EXERCISE INPUTS –

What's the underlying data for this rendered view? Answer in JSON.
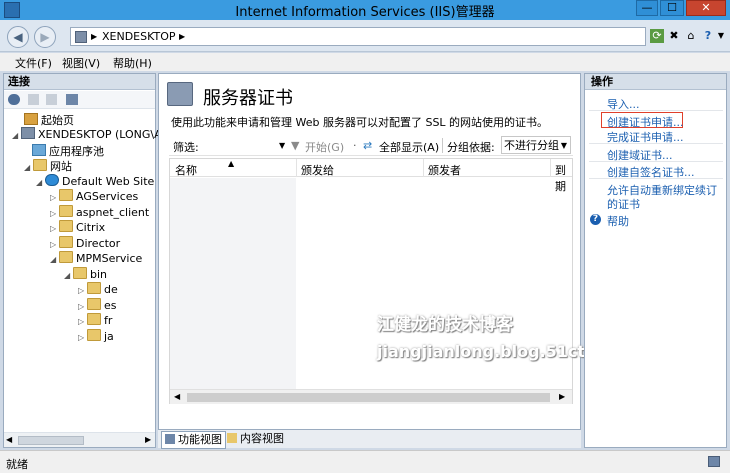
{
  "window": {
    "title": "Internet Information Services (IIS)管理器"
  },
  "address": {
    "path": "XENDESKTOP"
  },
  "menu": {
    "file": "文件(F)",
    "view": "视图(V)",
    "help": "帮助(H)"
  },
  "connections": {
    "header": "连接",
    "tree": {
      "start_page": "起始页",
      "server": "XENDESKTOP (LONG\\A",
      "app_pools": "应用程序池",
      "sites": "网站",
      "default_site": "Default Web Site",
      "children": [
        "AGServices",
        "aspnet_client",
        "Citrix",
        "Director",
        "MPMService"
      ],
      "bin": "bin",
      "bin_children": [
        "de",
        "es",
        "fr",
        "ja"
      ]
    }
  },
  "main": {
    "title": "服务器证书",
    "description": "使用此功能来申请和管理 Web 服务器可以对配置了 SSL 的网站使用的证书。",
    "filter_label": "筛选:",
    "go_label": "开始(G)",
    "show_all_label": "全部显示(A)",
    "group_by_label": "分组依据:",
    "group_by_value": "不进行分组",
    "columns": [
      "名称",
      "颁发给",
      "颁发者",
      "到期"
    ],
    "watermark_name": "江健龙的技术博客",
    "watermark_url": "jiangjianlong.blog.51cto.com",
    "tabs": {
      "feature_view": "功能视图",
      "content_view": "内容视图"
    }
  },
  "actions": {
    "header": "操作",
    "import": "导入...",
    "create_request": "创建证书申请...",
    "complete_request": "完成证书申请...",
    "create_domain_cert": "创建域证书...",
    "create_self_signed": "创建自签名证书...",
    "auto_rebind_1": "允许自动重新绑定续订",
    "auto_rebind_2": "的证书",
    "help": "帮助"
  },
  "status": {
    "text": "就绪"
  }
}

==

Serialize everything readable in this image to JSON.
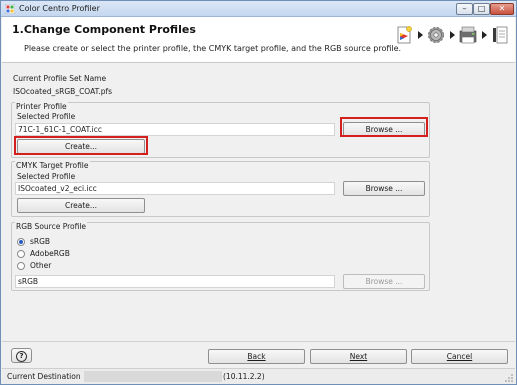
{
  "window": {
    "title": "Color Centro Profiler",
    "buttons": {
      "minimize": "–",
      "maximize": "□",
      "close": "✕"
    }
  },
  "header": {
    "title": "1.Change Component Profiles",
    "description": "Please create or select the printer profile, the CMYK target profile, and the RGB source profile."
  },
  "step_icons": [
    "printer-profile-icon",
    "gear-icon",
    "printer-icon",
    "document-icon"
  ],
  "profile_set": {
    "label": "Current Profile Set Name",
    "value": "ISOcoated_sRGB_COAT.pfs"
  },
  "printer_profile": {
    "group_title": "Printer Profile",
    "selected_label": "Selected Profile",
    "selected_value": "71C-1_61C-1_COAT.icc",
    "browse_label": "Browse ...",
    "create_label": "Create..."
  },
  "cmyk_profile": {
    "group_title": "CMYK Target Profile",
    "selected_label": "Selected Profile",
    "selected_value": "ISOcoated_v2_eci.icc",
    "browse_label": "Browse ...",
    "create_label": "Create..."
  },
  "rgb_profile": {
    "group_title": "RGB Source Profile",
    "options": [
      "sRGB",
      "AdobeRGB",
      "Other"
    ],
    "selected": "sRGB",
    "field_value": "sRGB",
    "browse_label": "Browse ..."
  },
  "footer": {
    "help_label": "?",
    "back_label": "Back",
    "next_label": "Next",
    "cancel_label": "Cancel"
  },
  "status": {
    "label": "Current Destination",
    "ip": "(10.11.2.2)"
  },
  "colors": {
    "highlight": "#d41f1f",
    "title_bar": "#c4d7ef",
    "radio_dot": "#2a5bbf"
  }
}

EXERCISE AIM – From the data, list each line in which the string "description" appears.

YOUR SOLUTION –
    "description": "使用此功能来申请和管理 Web 服务器可以对配置了 SSL 的网站使用的证书。",
    "description": "Please create or select the printer profile, the CMYK target profile, and the RGB source profile."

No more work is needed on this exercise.